Lynyrd Skynyrd namesake passes away at 77

Leonard Skinner, the namesake behind the legendary Jacksonville band Lynyrd Skynyrd, died in his sleep at age 77 in the early morning Sept. 20.
Skinner had been a resident of St. Catherine Laboure Manor, a nursing home in Riverside. He was found dead around 2:30 a.m. He had Alzheimer’s disease.
His son, named Leonard Skinner, as well, said the last thing his father ate was a bowl of ice cream.
Skinner taught and coached in schools until 1969, after retiring from Robert E. Lee High School. Lynyrd Skynyrd would later name the band as a tribute to the gym teacher.
Skinner eventually became friends with some of the members of the band after they came to The Still, a bar the ex-coach opened on San Juan Avenue. Skinner also named a couple of Jacksonville Beach bars after himself to capitalize on the fame.

Around the Nation
Obama’s top economic adviser to step down at end of the year

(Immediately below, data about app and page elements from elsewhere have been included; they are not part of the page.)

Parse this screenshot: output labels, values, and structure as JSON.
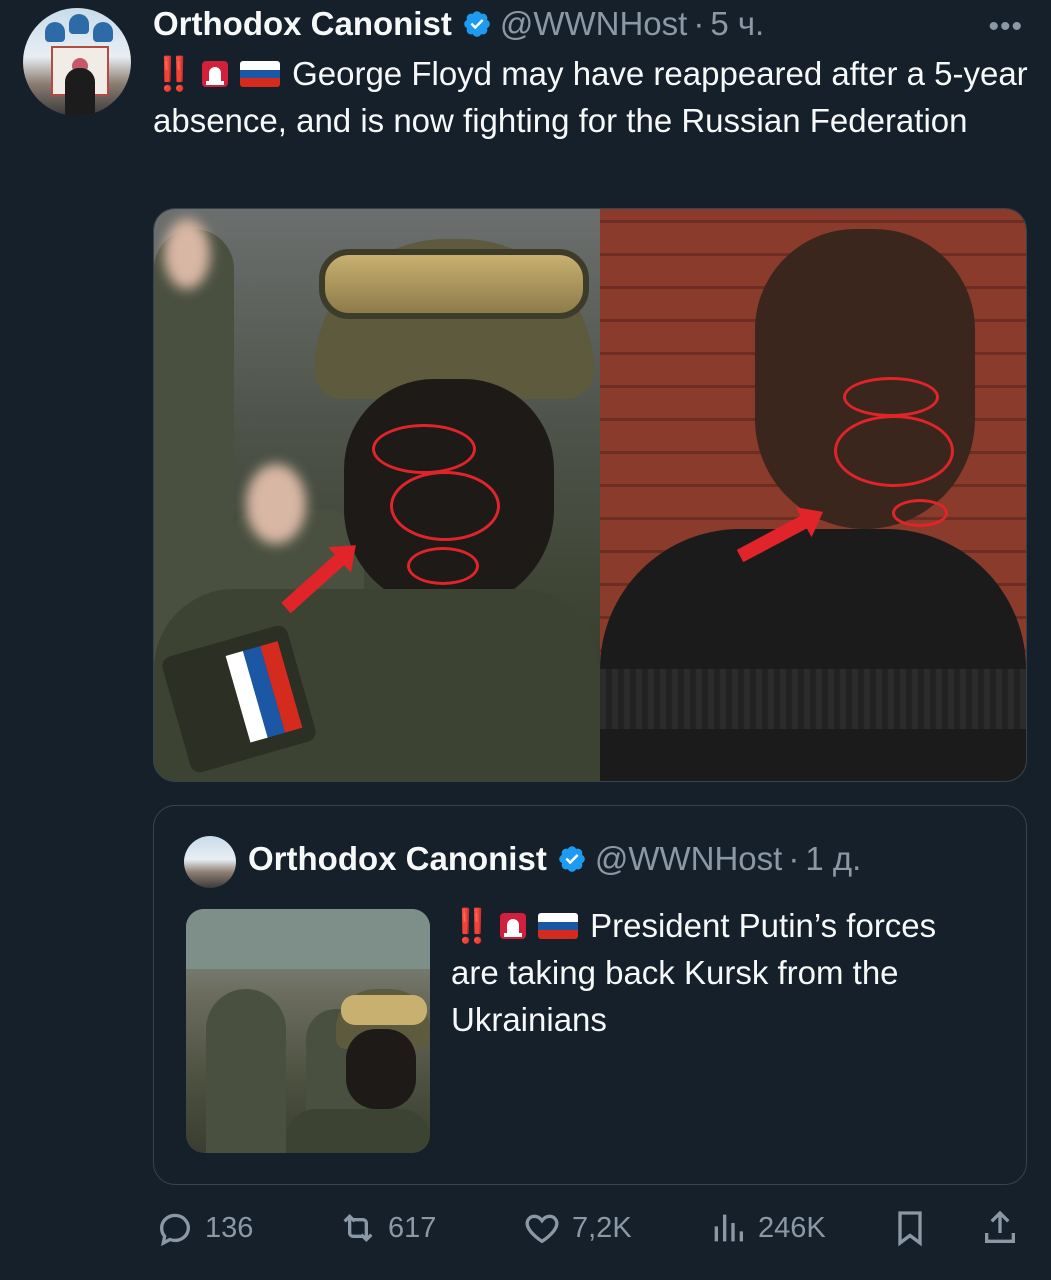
{
  "post": {
    "author_name": "Orthodox Canonist",
    "handle": "@WWNHost",
    "separator": "·",
    "time": "5 ч.",
    "more_label": "•••",
    "text_prefix": "‼️",
    "text": "George Floyd may have reappeared after a 5-year absence, and is now fighting for the Russian Federation"
  },
  "quoted_post": {
    "author_name": "Orthodox Canonist",
    "handle": "@WWNHost",
    "separator": "·",
    "time": "1 д.",
    "text_prefix": "‼️",
    "text": "President Putin’s forces are taking back Kursk from the Ukrainians"
  },
  "actions": {
    "replies": "136",
    "reposts": "617",
    "likes": "7,2K",
    "views": "246K"
  },
  "colors": {
    "background": "#15202b",
    "text": "#f7f9f9",
    "muted": "#8b98a5",
    "verified": "#1d9bf0",
    "annotation_red": "#e0242a"
  },
  "icons": [
    "more-icon",
    "verified-icon",
    "siren-icon",
    "russia-flag-icon",
    "reply-icon",
    "repost-icon",
    "like-icon",
    "views-icon",
    "bookmark-icon",
    "share-icon"
  ]
}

Larry Summers will be stepping down from his post as the Obama administration’s top economic adviser at the end of 2010.
The White House announced this Sept. 21 as Barack Obama commended Summers for his “brilliance, experience and judgment.”
“Over the past two years, he has helped guide us from the depths of the worst recession since the 1930s to renewed growth,” Obama said. “And while we have much work ahead to repair the damage done by the recession, we are on a better path thanks in no small measure to Larry’s wise counsel.”
Summer’s departure is the second high-profile exit from the president’s economic team, and it comes during a time when the administration deals with negative reviews on the economic policies. A CNN-Opinion Research Corp. poll conducted in early September showed nearly 60 percent of Americans disapproved of the administration’s handling of the economy.

Around the World
Vatican Bank to undergo investigation into potential money-laundering plan

Italian authorities are looking into the Vatican Bank over potential violations to money-laundering rules.
Two wire transfers that the Vatican Bank asked Credito Artigiano to carry out prompted the Bank of Italy to start an investigation.
Another Italian bank notified investigators with the Bank of Italy about these transactions that did not seem to follow anti-money-laundering requirements, the Bank of Italy said.
The Vatican Bank is “the most secret bank in the world,” money-laundering expert Jeffrey said Sept. 21. He said there is no way to find out how much money it controls.
The Vatican Bank’s income resources include large numbers of real estate, Robinson said.
The Vatican Bank has to follow strict anti-money-laundering rules since Italian law does not deem it to be operating within the European Union.